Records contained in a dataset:
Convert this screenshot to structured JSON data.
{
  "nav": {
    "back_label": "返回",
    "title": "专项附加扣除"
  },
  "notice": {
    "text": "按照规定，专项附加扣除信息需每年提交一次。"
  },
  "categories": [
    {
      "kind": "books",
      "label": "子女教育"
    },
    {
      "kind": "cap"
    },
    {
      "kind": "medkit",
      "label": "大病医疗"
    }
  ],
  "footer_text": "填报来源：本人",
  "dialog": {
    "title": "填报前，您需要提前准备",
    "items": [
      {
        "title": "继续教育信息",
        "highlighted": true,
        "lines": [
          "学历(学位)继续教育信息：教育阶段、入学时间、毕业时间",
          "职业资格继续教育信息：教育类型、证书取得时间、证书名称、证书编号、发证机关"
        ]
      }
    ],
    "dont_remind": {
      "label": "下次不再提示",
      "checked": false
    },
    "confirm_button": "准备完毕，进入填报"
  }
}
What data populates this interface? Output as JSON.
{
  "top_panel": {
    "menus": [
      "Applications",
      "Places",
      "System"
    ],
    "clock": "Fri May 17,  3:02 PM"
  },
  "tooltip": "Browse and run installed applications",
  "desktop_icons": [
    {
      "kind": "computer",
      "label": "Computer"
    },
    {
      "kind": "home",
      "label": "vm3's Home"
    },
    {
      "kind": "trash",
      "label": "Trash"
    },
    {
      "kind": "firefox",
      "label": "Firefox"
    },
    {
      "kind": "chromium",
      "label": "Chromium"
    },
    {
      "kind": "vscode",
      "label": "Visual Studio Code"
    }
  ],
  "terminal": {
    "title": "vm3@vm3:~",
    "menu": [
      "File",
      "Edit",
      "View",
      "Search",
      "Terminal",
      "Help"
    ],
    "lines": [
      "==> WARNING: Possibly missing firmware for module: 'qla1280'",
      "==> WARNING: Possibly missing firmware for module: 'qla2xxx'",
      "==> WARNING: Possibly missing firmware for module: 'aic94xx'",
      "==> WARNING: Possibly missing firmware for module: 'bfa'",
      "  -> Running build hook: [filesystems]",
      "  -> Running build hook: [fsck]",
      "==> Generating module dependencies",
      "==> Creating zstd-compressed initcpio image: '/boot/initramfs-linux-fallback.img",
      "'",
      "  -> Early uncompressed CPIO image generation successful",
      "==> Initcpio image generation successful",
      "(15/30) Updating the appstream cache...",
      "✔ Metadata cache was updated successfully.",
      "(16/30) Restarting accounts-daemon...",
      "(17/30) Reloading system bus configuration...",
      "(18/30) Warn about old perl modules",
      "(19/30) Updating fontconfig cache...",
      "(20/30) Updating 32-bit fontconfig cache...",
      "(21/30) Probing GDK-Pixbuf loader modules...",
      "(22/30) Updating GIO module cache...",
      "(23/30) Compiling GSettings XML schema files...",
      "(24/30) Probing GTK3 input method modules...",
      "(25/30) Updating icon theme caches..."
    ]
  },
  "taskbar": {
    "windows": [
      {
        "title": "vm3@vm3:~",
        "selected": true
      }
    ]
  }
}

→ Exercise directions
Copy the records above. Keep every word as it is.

→ Written answer
Convert this screenshot to structured JSON data.
{
  "nav": {
    "back_label": "返回",
    "title": "专项附加扣除"
  },
  "notice": {
    "text": "按照规定，专项附加扣除信息需每年提交一次。"
  },
  "categories": [
    {
      "kind": "books",
      "label": "子女教育"
    },
    {
      "kind": "cap"
    },
    {
      "kind": "medkit",
      "label": "大病医疗"
    }
  ],
  "footer_text": "填报来源：本人",
  "dialog": {
    "title": "填报前，您需要提前准备",
    "items": [
      {
        "title": "继续教育信息",
        "highlighted": true,
        "lines": [
          "学历(学位)继续教育信息：教育阶段、入学时间、毕业时间",
          "职业资格继续教育信息：教育类型、证书取得时间、证书名称、证书编号、发证机关"
        ]
      }
    ],
    "dont_remind": {
      "label": "下次不再提示",
      "checked": false
    },
    "confirm_button": "准备完毕，进入填报"
  }
}
What data populates this interface? Output as JSON.
{
  "top_panel": {
    "menus": [
      "Applications",
      "Places",
      "System"
    ],
    "clock": "Fri May 17,  3:02 PM"
  },
  "tooltip": "Browse and run installed applications",
  "desktop_icons": [
    {
      "kind": "computer",
      "label": "Computer"
    },
    {
      "kind": "home",
      "label": "vm3's Home"
    },
    {
      "kind": "trash",
      "label": "Trash"
    },
    {
      "kind": "firefox",
      "label": "Firefox"
    },
    {
      "kind": "chromium",
      "label": "Chromium"
    },
    {
      "kind": "vscode",
      "label": "Visual Studio Code"
    }
  ],
  "terminal": {
    "title": "vm3@vm3:~",
    "menu": [
      "File",
      "Edit",
      "View",
      "Search",
      "Terminal",
      "Help"
    ],
    "lines": [
      "==> WARNING: Possibly missing firmware for module: 'qla1280'",
      "==> WARNING: Possibly missing firmware for module: 'qla2xxx'",
      "==> WARNING: Possibly missing firmware for module: 'aic94xx'",
      "==> WARNING: Possibly missing firmware for module: 'bfa'",
      "  -> Running build hook: [filesystems]",
      "  -> Running build hook: [fsck]",
      "==> Generating module dependencies",
      "==> Creating zstd-compressed initcpio image: '/boot/initramfs-linux-fallback.img",
      "'",
      "  -> Early uncompressed CPIO image generation successful",
      "==> Initcpio image generation successful",
      "(15/30) Updating the appstream cache...",
      "✔ Metadata cache was updated successfully.",
      "(16/30) Restarting accounts-daemon...",
      "(17/30) Reloading system bus configuration...",
      "(18/30) Warn about old perl modules",
      "(19/30) Updating fontconfig cache...",
      "(20/30) Updating 32-bit fontconfig cache...",
      "(21/30) Probing GDK-Pixbuf loader modules...",
      "(22/30) Updating GIO module cache...",
      "(23/30) Compiling GSettings XML schema files...",
      "(24/30) Probing GTK3 input method modules...",
      "(25/30) Updating icon theme caches..."
    ]
  },
  "taskbar": {
    "windows": [
      {
        "title": "vm3@vm3:~",
        "selected": true
      }
    ]
  }
}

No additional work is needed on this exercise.